I've been building a social network application at the core of my dissertation. While I've had a (semi)stable version of a complete package up for a while--one that reads messages into a database and shows views of the output, it's hard to get that one going.
It takes somethng like half an hour to scrape all the headers into the database. I'm working on improving that code, but I don't expect it to get much better.
So as a preview of how things look, I've put up an application pointing to my own data. I've loosely anonymized all the names--so you can just make up the stories around them, if you like.
Check it out:
DEMO of Soylent
(Warning: 1 MB jar download, followed by a few megabytes of SQL query, followed by more information when you click on a name. Fast, it isn't.)
Let's take a moment to figure out how this image works. Remember that all this is pretty new; the interface changes frequently.
This display is a view of my email interactions with one other person. I am said to be "interacting" when I send them a message; I also think about connections, which are the people to whom I have carbon-copied a mesage.
When the UI is up, you'll see something like this four-panel view. The left side has a list of people (names encrypted); in this case, I've chosen the fifth down (Hnrvng VKXW). The top panel is scrollable, and tells me that I've exchanged 522 messages with Hnrnvng.
The second panel shows the frequency of, in order:
In the bottom panel, you can see (and click, a little bit) the three people with whom I collaborated most with Hnrvng: "Qqoxwujs", "Ncuo", and "Qcxp". The color of the tie gives a rough idea of its age: yellow is recent, red is old. That is, it's been quite a while since I connected Ncuo to Hnrvng (I co-TA'd with Ncuo when I first arrived at UCI); some time later, I worked with Qqoxwujs and Hrnvng more recently (when we collaborated on a paper with the three of us as co-authors); most recently, Qcxp was involved in some of my bureaucratic hurdles. (You'll note that Qcxp has a prominent spot at the top of the display; he has been a major figure in my work life.)

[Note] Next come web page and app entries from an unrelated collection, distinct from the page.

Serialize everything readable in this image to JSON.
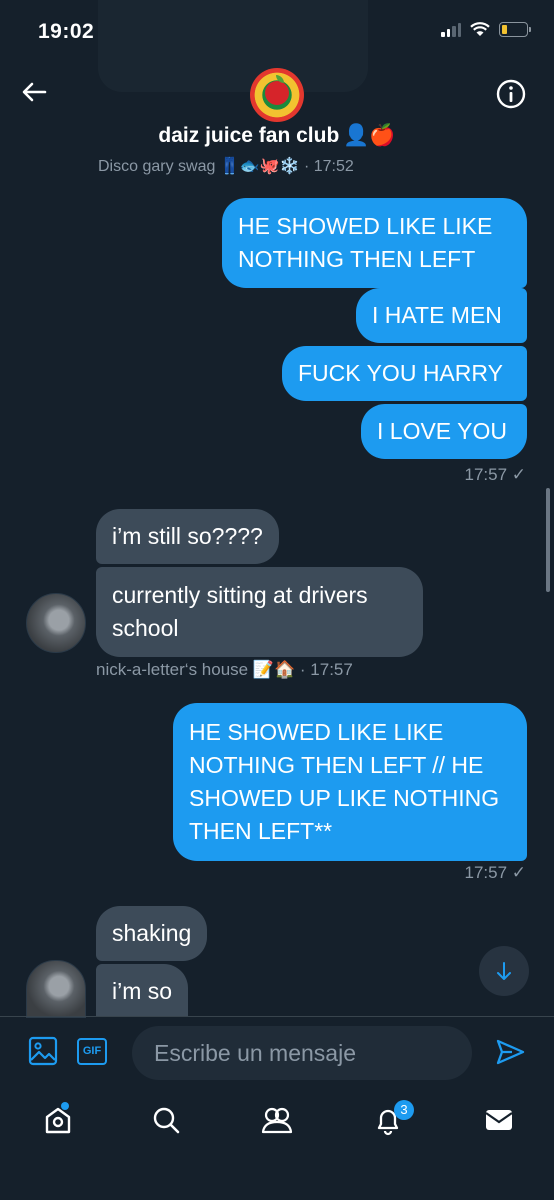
{
  "status_bar": {
    "time": "19:02"
  },
  "header": {
    "title": "daiz juice fan club",
    "title_emoji": "👤🍎",
    "last_meta": "Disco gary swag 👖🐟🐙❄️ · 17:52"
  },
  "messages": {
    "out1": [
      "HE SHOWED LIKE LIKE NOTHING THEN LEFT",
      "I HATE MEN",
      "FUCK YOU HARRY",
      "I LOVE YOU"
    ],
    "out1_meta": "17:57 ✓",
    "in1": [
      "i’m still so????",
      "currently sitting at drivers school"
    ],
    "in1_meta": "nick-a-letter‘s house 📝🏠 · 17:57",
    "out2": "HE SHOWED LIKE LIKE NOTHING THEN LEFT // HE SHOWED UP LIKE NOTHING THEN LEFT**",
    "out2_meta": "17:57 ✓",
    "in2": [
      "shaking",
      "i’m so"
    ]
  },
  "composer": {
    "placeholder": "Escribe un mensaje",
    "gif_label": "GIF"
  },
  "nav": {
    "notifications_badge": "3"
  },
  "colors": {
    "background": "#15202b",
    "accent": "#1d9bf0",
    "incoming": "#3d4b59"
  }
}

Got it? Great. Here's a screen shot of a more complex image, with a person who has been involved in several different social contexts...